            Wednesday, July 14, 2021

            2021-2022 AIA events

             Our AIA events will continue as webinars for the 2021-22 season - here's what we have scheduled so far:


            Thursday, November 4, 2021 at 6pm CT: Pam Crabtree on “State Formation in Anglo-Saxon England”


            DESCRIPTION: This presentation explores the archaeology of Anglo-Saxon England from the end of the Roman period to the development of towns in the 8th and 9th centuries CE and the formation of the Anglo-Saxon state in the late 9th and 10th centuries.

            Related recent Archaeology magazine feature



            Monday, Feb 21, 2022 at 6pm CT: Morag Kersel on “Untold Stories at the Museum of the Bible. Artifacts, Provenance, and Bias in the Contact Zone”

            DESCRIPTION: The exhibition of archaeological artifacts from the “Holy Land”, specifically the Dead Sea Scrolls on display at the Museum of the Bible, offers a compelling case study. The Dead Sea Scrolls as contact zone for the consideration of curatorial decision-making, visitor engagement, honesty, untold stories, and the potential for redemption at the Museum of the Bible.


            Please check back for additions!

            Thursday, April 29, 2021

            Frances Gallart Marqués on "Terracotta Figurines from the Field to the Museum"

             

            Rescheduled for Monday, May 3 at 6pm - please register via the St. Thomas Dept of Art History homepage

             (Links to an external site.)




            SPEAKER: Frances Gallart Marqués, PhD, Archaeological Exploration of Sardis and Harvard Art Museums

            DESCRIPTION: In the 1870s, thousands of ancient terracotta figurines were discovered in cemeteries surrounding the small city of Tanagra in Greece. The brightly colored figures, many of which depicted young women, became a sensation with Victorian audiences and inspired new works by painters, musicians, and writers. In this talk, Frances Gallart Marqués will discuss the ramifications of the figurines’ discovery and the ways in which archaeologists and museums deal with their legacy today.
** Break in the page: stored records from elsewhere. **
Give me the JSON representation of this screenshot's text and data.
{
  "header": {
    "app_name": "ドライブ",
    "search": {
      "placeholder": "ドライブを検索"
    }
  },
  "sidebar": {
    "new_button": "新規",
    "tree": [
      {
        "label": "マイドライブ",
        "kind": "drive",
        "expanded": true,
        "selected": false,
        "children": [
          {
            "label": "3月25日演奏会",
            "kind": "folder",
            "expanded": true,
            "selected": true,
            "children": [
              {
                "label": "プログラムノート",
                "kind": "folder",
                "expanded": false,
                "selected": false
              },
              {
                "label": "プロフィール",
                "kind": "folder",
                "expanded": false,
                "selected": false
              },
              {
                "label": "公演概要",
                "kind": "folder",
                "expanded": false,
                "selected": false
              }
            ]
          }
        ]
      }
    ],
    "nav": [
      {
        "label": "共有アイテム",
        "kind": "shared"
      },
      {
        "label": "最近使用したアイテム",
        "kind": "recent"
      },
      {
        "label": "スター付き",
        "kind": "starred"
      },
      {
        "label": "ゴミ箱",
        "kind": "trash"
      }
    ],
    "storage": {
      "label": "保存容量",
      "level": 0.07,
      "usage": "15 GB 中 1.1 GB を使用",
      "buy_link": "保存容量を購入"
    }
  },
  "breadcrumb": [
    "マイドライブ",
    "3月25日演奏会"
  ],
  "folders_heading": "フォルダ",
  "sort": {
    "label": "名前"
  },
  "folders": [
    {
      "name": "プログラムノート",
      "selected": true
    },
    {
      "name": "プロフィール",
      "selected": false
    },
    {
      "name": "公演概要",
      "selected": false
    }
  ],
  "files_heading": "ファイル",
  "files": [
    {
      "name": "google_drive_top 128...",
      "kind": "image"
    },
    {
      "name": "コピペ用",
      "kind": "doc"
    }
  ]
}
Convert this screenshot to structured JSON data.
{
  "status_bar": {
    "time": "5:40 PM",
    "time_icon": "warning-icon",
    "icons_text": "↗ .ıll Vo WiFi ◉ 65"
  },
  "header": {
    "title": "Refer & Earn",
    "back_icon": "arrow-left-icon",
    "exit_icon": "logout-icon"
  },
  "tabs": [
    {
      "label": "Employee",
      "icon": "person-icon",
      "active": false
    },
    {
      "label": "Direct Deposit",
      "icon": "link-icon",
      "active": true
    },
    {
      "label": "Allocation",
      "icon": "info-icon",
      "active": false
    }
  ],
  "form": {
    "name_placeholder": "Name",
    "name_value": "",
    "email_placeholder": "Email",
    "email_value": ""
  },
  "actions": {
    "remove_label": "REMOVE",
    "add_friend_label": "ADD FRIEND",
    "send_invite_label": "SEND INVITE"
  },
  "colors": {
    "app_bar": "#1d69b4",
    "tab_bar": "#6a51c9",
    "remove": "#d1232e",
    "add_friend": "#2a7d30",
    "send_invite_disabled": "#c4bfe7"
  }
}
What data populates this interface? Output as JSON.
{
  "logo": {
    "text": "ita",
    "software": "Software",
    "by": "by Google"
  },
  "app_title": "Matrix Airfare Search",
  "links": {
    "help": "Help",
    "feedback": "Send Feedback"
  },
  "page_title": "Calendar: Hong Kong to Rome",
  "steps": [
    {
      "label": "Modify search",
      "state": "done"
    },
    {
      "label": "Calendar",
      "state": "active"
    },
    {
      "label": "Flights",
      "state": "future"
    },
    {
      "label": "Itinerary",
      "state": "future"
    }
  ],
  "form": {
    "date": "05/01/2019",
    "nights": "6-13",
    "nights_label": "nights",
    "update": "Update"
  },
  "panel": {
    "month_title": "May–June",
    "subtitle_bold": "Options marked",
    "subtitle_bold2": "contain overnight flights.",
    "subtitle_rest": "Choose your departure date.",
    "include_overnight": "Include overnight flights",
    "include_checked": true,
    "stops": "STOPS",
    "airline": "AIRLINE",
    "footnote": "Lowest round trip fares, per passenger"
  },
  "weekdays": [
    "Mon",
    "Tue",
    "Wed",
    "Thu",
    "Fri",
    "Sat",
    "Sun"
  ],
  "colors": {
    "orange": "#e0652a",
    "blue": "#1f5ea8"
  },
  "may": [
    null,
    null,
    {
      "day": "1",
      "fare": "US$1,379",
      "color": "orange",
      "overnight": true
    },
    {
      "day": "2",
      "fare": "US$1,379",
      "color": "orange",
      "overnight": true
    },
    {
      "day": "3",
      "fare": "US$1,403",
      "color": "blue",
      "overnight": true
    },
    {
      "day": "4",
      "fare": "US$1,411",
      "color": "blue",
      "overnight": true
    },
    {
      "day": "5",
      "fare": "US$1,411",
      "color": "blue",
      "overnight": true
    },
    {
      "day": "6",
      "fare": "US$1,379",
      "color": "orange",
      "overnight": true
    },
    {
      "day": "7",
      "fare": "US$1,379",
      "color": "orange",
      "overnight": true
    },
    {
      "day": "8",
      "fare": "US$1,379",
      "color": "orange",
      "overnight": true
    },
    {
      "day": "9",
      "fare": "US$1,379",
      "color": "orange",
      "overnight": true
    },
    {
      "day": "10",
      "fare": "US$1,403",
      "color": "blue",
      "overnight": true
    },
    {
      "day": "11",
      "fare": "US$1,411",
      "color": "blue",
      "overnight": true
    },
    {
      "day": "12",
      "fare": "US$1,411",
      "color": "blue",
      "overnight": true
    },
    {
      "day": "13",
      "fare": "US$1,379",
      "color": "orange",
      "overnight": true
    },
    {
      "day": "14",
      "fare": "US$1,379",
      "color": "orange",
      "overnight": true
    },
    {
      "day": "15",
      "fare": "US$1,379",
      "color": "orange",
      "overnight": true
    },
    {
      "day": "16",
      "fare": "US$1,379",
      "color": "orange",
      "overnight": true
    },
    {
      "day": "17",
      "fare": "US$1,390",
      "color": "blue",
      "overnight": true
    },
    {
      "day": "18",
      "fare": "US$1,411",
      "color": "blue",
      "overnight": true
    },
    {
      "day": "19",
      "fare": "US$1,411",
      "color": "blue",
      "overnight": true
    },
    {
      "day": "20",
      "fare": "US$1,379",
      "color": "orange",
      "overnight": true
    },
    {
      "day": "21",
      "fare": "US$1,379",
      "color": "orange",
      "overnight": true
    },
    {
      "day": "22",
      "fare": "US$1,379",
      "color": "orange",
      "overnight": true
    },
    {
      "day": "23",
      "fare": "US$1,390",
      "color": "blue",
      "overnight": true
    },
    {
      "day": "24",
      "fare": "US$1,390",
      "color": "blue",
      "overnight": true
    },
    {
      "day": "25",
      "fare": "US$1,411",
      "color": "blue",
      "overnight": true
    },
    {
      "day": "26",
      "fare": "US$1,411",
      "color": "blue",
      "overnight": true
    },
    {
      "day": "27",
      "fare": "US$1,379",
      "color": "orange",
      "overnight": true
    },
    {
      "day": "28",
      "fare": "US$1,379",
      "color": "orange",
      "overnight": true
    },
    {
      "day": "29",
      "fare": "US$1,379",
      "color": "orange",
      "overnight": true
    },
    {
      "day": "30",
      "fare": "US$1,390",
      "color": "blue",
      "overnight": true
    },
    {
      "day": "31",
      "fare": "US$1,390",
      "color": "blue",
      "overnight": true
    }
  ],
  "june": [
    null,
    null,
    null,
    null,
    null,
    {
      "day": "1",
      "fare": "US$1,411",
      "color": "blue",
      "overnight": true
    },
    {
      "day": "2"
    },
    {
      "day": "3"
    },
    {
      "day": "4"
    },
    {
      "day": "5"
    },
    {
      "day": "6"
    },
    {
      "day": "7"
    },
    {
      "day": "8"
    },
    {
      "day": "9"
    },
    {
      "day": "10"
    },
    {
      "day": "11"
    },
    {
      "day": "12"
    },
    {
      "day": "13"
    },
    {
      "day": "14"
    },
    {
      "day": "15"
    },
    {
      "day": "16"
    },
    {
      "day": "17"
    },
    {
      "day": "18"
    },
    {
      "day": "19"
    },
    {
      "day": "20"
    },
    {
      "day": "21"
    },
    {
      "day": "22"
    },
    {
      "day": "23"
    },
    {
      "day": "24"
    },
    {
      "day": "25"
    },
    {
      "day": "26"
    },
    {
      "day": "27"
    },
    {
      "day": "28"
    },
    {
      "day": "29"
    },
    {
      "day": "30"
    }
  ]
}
            This talk is co-sponsored by the University of St. Thomas Department of Art History